Looking back at season 1 of The Cosby Show
, it's easy to forget that momentous history was being made. Not only did this immensely popular sitcom hold the #1 spot among all network TV shows for five consecutive seasons (a record that still stands), but it promoted an evolutionary progression that influenced the entire TV industry from that point forward. African Americans had enjoyed sitcom success in the past (on Julia
, The Jeffersons
, and Good Times
), but the idealized family of Cliff and Clair Huxtable (Bill Cosby and Phylicia Rashad) represented a new and quietly revolutionary perspective; married for 21 years with five children (one in college, a detail unmentioned in the pilot episode), the Huxtables were happy and successful (he's a doctor, she's a lawyer), and issues of race were almost entirely irrelevant to the show's universal appeal. Making their Thursday-night debut on September 20, 1984, they were conceived by Cosby (as "executive consultant Dr. William H. Cosby Jr., Ed.D."), cocreators Ed. Weinberger and Michael Leeson, and executive producers Tom Werner and Marcy Carsey, with a matter-of-fact approach to upgrading the African American image, built upon Cosby's rubber-faced popularity as a stand-up comedian and rooted in the complete and unbiased integration of the black experience into the American mainstream. More to the point, The Cosby Show
was eminently respectable family entertainment, perhaps too squeaky-clean for some tastes, but immediately popular at a time when Eddie Murphy (in Beverly Hills Cop
) was honing a more profane image that Cosby disapproved of.
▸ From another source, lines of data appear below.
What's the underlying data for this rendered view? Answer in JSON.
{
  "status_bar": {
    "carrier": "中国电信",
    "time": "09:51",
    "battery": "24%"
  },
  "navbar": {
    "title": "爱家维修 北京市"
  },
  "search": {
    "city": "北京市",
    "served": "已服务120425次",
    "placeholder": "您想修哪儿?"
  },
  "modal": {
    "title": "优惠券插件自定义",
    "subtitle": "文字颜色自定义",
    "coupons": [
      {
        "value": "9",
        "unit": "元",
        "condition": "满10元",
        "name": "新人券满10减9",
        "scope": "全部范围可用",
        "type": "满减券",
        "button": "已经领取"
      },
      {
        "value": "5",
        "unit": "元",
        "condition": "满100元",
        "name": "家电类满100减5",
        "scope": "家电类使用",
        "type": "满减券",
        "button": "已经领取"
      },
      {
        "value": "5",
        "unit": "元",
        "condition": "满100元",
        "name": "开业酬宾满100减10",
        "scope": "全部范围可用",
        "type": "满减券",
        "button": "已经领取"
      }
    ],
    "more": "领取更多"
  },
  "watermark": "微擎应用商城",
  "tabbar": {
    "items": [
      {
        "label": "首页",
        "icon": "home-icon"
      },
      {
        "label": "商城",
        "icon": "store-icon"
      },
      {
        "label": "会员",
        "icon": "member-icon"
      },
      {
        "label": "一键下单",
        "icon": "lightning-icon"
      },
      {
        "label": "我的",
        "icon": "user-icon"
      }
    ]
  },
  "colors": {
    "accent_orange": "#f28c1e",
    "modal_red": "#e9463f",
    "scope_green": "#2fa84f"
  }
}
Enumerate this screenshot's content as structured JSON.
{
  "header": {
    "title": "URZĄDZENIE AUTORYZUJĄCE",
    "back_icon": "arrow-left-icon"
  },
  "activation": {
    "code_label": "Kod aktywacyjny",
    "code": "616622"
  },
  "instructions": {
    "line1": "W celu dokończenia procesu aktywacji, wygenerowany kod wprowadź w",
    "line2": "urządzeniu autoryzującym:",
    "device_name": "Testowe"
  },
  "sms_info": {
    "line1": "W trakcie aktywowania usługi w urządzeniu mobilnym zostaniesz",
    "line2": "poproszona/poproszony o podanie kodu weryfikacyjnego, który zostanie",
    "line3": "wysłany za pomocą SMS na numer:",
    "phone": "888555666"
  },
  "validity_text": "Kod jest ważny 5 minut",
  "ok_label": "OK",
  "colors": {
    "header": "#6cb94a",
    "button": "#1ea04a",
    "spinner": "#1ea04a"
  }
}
The show was also perfectly cast for mass appeal, from the irresistible precociousness of Keshia Knight Pulliam (as the youngest and most charming Huxtable daughter, Rudy) to the stylish adolescence of Lisa Bonet (years before her controversial role in Angel Heart) as 16-year-old Denise; Malcolm-Jamal Warner as outspoken teenager Theo; Tem